## [Problem statement]
All of the data must be retyped exactly, with nothing left out.

---------- Data shown

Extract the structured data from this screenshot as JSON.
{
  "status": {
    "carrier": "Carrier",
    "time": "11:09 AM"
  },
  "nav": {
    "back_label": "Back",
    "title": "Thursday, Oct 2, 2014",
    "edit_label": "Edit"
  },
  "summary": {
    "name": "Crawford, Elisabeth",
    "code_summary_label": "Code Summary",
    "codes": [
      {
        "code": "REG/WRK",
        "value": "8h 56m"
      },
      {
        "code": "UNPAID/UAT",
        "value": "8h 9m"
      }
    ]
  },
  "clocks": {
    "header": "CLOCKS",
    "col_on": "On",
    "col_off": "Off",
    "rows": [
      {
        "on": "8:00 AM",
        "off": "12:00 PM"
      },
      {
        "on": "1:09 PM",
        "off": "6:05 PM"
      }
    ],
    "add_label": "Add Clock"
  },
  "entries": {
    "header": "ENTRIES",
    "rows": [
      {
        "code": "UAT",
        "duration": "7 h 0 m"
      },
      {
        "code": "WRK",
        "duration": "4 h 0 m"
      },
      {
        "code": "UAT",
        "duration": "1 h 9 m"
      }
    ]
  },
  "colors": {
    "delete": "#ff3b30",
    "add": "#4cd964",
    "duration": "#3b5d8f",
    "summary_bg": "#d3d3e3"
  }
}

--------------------

## [Answer to the exercise]
Extract the structured data from this screenshot as JSON.
{
  "status": {
    "carrier": "Carrier",
    "time": "11:09 AM"
  },
  "nav": {
    "back_label": "Back",
    "title": "Thursday, Oct 2, 2014",
    "edit_label": "Edit"
  },
  "summary": {
    "name": "Crawford, Elisabeth",
    "code_summary_label": "Code Summary",
    "codes": [
      {
        "code": "REG/WRK",
        "value": "8h 56m"
      },
      {
        "code": "UNPAID/UAT",
        "value": "8h 9m"
      }
    ]
  },
  "clocks": {
    "header": "CLOCKS",
    "col_on": "On",
    "col_off": "Off",
    "rows": [
      {
        "on": "8:00 AM",
        "off": "12:00 PM"
      },
      {
        "on": "1:09 PM",
        "off": "6:05 PM"
      }
    ],
    "add_label": "Add Clock"
  },
  "entries": {
    "header": "ENTRIES",
    "rows": [
      {
        "code": "UAT",
        "duration": "7 h 0 m"
      },
      {
        "code": "WRK",
        "duration": "4 h 0 m"
      },
      {
        "code": "UAT",
        "duration": "1 h 9 m"
      }
    ]
  },
  "colors": {
    "delete": "#ff3b30",
    "add": "#4cd964",
    "duration": "#3b5d8f",
    "summary_bg": "#d3d3e3"
  }
}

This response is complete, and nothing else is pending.